Task to complete: A bare number is all that is needed: how many lines below contain the string "image"?

——————————

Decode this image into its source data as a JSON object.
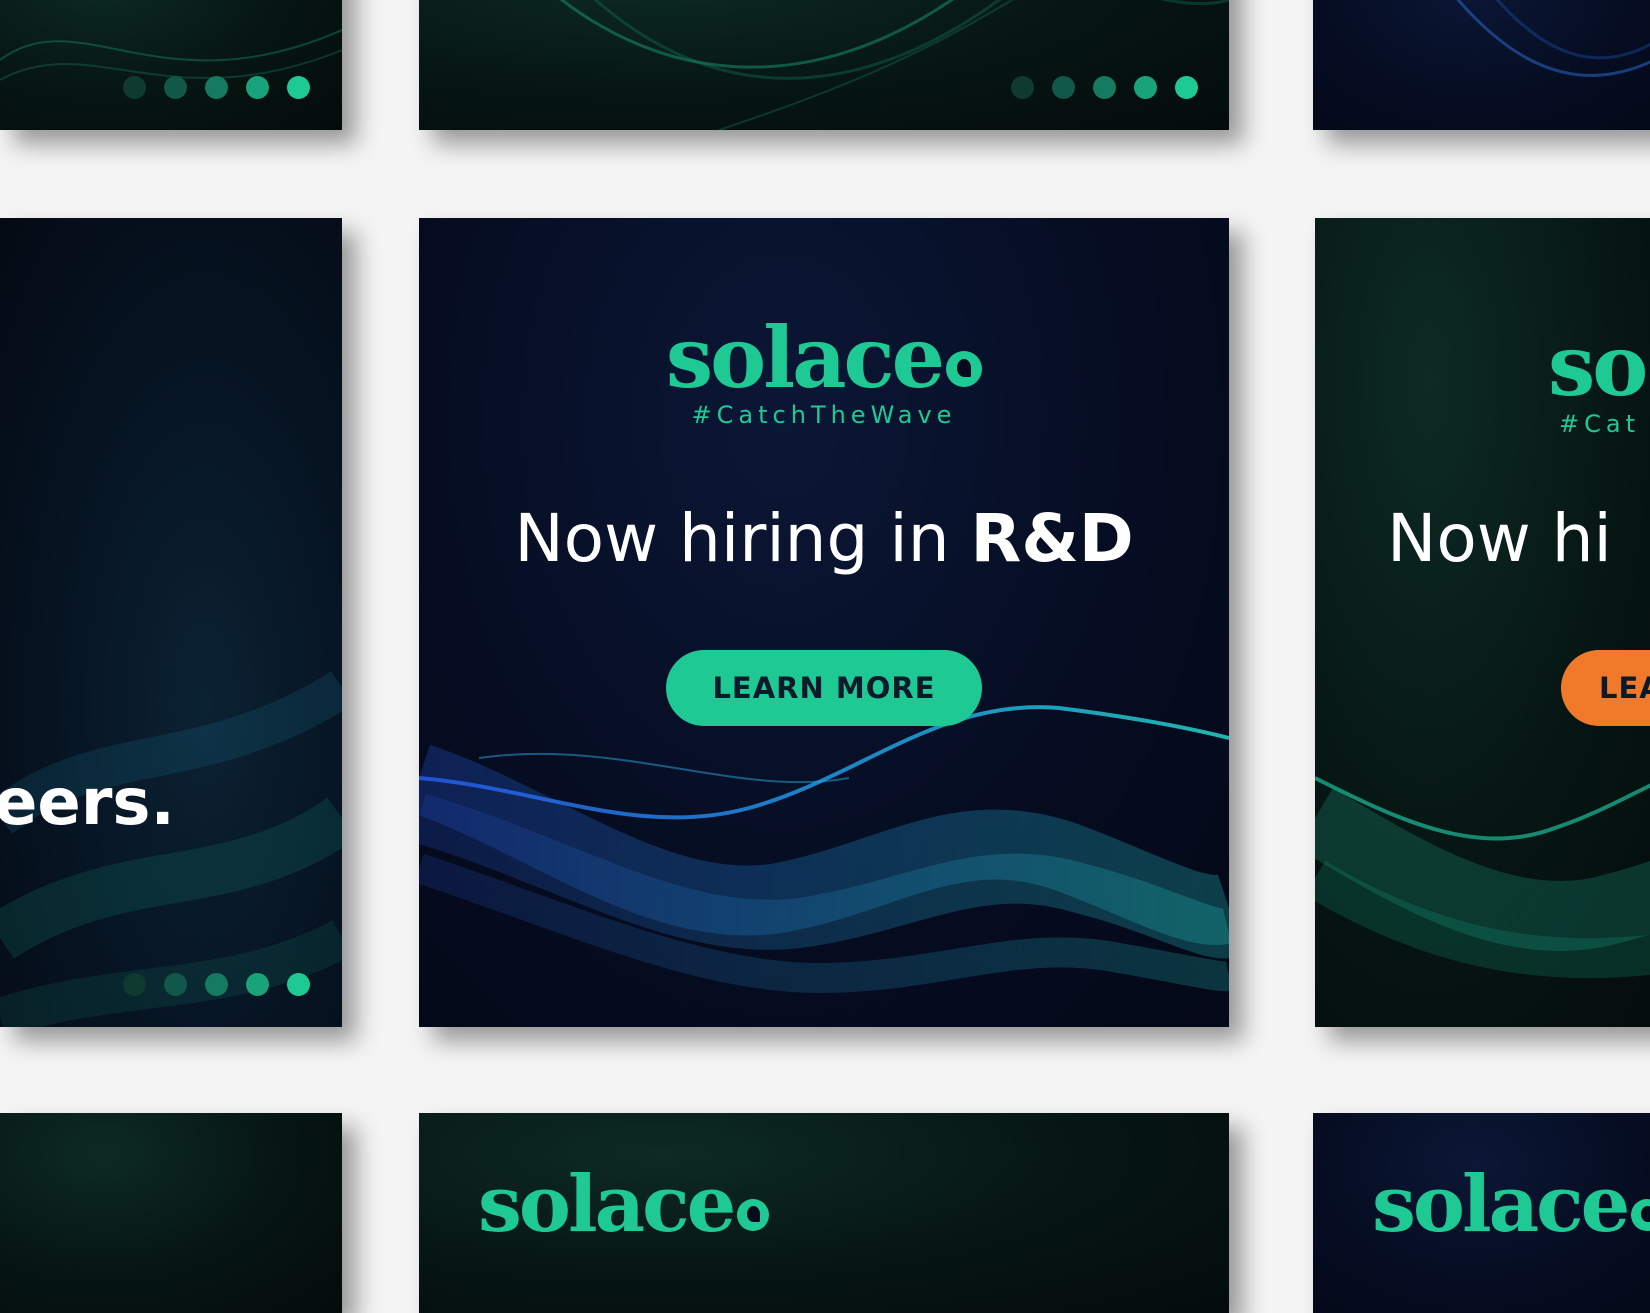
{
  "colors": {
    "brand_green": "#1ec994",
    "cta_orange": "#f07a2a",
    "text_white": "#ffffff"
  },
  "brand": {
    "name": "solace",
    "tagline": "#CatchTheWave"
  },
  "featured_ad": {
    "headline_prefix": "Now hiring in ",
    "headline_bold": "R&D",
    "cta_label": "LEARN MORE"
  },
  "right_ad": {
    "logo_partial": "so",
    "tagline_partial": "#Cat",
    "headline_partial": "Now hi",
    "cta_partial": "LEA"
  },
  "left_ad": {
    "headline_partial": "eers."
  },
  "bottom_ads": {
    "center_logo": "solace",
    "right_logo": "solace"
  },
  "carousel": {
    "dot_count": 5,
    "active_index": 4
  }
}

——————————

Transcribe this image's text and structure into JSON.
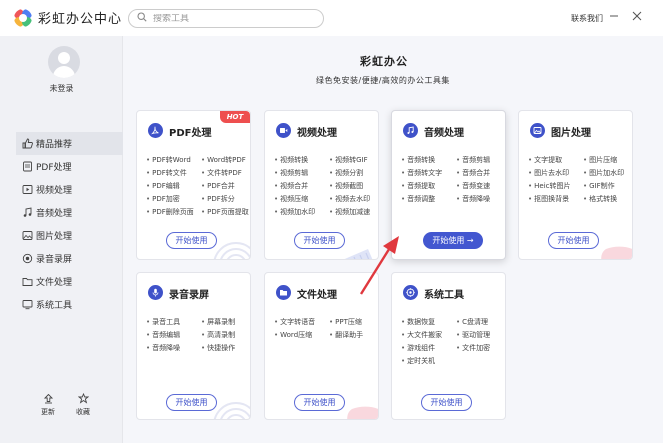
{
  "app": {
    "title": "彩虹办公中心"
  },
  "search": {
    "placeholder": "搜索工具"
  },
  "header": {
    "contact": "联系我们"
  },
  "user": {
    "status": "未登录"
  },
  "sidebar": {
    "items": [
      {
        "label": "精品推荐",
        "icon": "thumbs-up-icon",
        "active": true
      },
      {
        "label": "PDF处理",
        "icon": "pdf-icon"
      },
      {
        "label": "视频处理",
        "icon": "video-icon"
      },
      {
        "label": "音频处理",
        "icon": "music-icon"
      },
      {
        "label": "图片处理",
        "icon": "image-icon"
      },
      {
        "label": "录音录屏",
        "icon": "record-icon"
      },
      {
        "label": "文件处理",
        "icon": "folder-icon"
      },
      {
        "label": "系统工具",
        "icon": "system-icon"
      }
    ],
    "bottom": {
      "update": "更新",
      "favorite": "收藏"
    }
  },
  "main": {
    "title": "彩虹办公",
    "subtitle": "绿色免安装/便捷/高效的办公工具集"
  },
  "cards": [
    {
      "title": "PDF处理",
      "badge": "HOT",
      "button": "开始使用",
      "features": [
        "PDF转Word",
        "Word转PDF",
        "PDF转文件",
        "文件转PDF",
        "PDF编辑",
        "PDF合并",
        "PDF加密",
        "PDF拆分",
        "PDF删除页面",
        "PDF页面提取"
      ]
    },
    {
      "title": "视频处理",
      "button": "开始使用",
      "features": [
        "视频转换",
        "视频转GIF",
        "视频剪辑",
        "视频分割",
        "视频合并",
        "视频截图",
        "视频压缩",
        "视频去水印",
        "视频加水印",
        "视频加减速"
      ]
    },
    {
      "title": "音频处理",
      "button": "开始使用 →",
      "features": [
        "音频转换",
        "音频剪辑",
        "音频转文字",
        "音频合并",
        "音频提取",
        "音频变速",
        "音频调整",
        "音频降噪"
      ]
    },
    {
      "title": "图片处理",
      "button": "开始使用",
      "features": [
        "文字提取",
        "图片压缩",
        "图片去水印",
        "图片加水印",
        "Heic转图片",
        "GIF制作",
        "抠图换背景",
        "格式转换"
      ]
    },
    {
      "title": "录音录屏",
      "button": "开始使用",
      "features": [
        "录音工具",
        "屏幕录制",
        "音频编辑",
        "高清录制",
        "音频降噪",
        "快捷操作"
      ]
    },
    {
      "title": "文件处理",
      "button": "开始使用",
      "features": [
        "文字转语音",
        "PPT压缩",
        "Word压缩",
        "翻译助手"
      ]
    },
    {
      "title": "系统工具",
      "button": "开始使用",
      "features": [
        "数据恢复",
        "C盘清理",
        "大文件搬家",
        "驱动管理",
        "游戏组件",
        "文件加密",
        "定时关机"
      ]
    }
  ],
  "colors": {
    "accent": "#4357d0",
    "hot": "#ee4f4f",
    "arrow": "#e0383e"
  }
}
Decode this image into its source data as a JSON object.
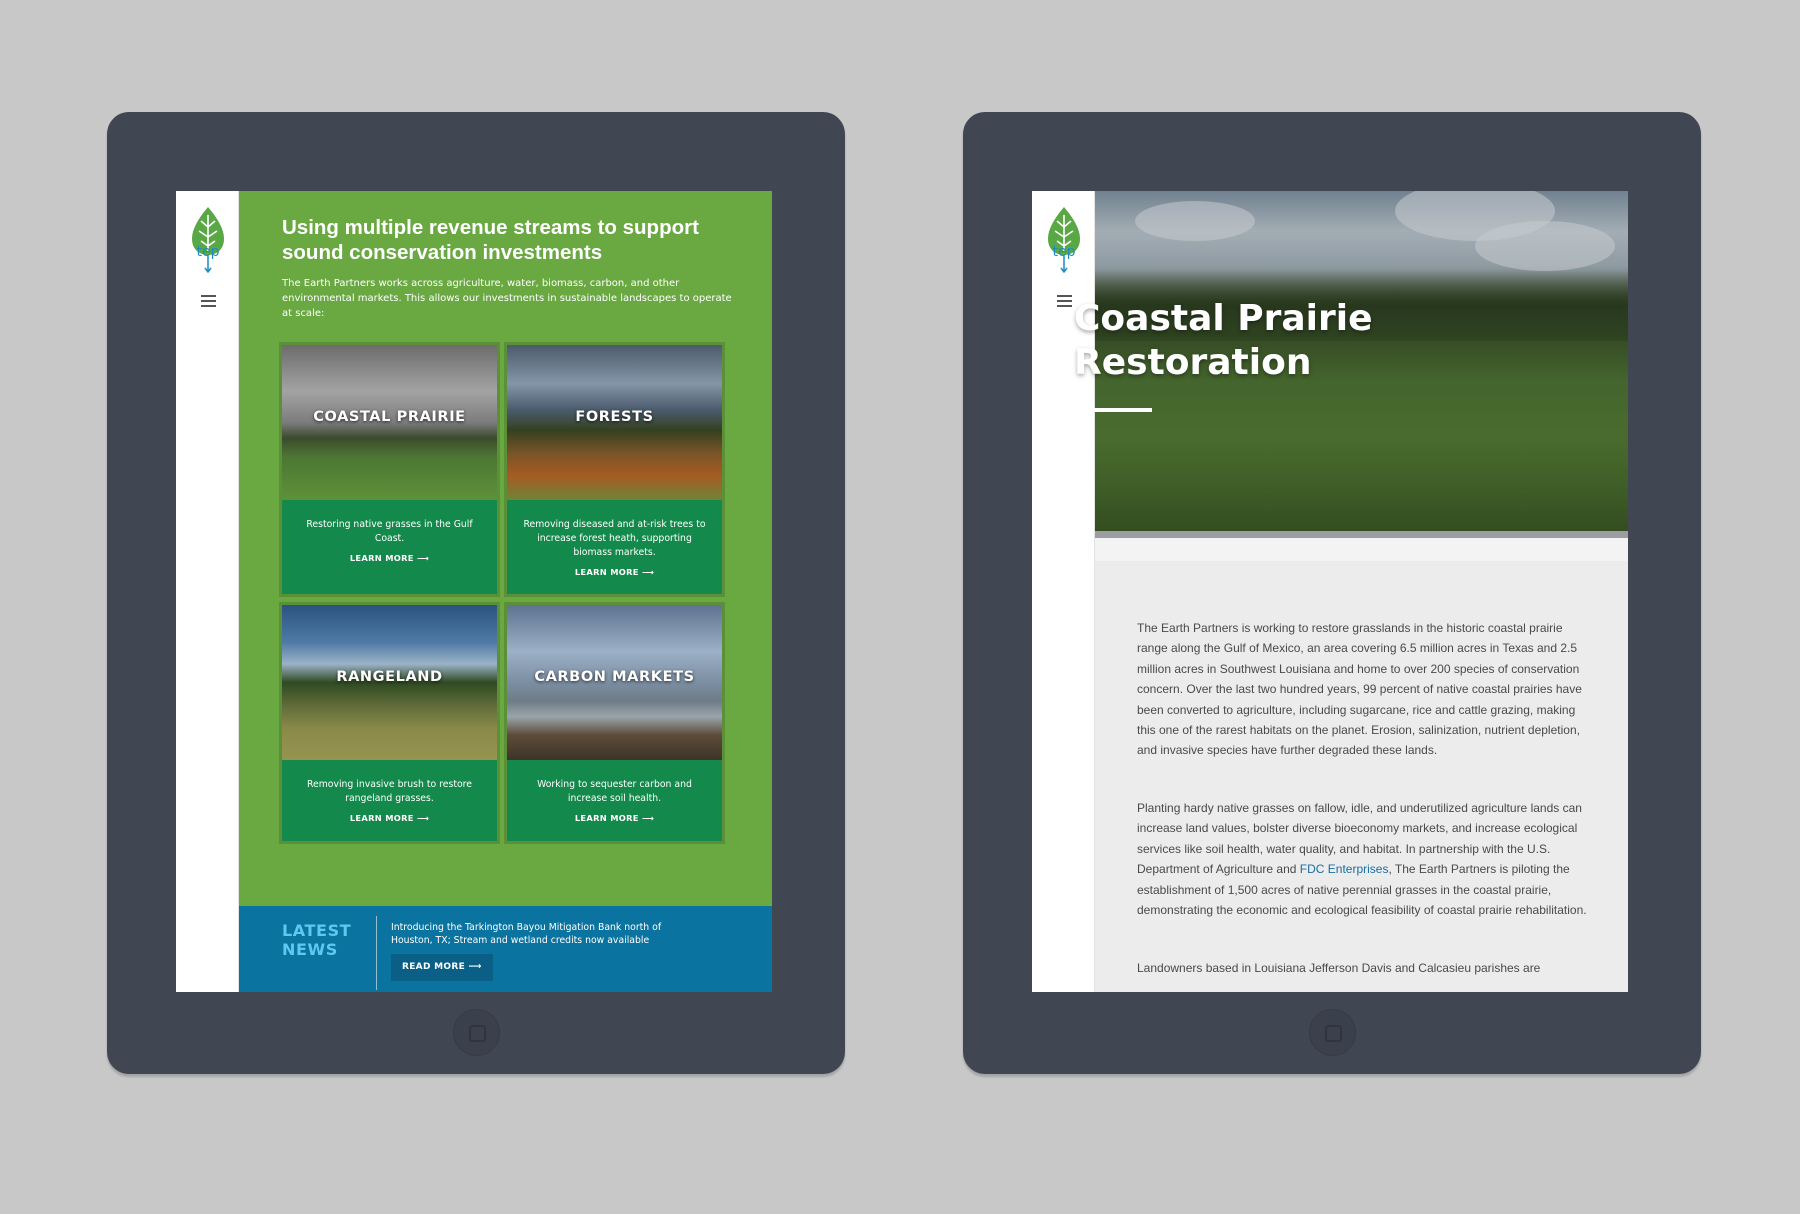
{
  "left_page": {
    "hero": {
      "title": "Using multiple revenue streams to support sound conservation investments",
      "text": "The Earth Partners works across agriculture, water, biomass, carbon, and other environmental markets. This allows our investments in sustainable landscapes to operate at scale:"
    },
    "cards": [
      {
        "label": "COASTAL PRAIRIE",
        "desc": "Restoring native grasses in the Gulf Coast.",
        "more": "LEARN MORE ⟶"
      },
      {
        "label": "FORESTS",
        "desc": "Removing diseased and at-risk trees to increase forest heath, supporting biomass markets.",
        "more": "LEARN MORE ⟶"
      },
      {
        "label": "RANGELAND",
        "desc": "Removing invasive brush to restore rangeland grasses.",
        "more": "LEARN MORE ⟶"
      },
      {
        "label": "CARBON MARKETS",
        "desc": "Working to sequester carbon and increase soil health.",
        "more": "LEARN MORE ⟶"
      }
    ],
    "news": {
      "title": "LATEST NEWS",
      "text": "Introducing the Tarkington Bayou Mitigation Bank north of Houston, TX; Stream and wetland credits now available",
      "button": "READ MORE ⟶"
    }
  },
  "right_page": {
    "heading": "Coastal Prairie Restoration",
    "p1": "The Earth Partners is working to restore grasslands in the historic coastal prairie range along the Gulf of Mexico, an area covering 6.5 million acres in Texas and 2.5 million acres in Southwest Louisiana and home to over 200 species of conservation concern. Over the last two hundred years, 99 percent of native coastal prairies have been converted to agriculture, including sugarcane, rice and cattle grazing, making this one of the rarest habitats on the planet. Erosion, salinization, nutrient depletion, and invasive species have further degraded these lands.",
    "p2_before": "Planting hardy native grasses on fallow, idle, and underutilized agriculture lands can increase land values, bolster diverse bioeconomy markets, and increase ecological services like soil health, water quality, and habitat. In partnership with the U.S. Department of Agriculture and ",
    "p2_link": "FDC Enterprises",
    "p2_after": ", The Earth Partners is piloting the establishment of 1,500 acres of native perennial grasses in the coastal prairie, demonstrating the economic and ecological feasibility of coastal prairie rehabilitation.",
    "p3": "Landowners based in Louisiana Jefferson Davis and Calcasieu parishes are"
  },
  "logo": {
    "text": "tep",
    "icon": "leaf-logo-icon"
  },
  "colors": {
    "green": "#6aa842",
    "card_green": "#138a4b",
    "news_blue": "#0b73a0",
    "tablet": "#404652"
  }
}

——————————

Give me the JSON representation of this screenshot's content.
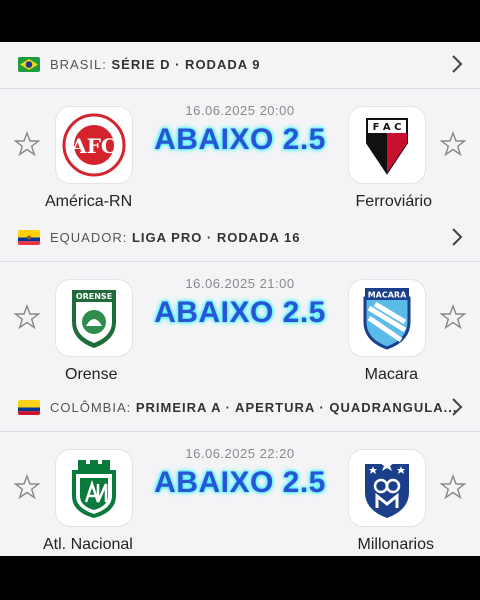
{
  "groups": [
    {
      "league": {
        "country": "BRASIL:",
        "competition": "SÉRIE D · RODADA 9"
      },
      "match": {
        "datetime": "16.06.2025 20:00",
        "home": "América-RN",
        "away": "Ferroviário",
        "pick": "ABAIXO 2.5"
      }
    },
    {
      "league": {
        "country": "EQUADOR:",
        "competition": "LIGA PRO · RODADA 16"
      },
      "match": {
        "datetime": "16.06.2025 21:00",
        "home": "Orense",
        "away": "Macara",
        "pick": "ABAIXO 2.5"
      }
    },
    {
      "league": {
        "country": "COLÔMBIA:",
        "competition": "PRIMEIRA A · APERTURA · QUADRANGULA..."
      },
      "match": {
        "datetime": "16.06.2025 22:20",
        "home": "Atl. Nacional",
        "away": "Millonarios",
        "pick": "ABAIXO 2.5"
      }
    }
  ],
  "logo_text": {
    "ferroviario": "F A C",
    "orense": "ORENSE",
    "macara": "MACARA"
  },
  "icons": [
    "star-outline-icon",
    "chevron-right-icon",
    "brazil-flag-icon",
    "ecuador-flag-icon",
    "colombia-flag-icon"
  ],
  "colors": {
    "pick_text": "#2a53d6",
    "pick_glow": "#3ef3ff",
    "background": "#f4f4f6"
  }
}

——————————

Problem solution: 4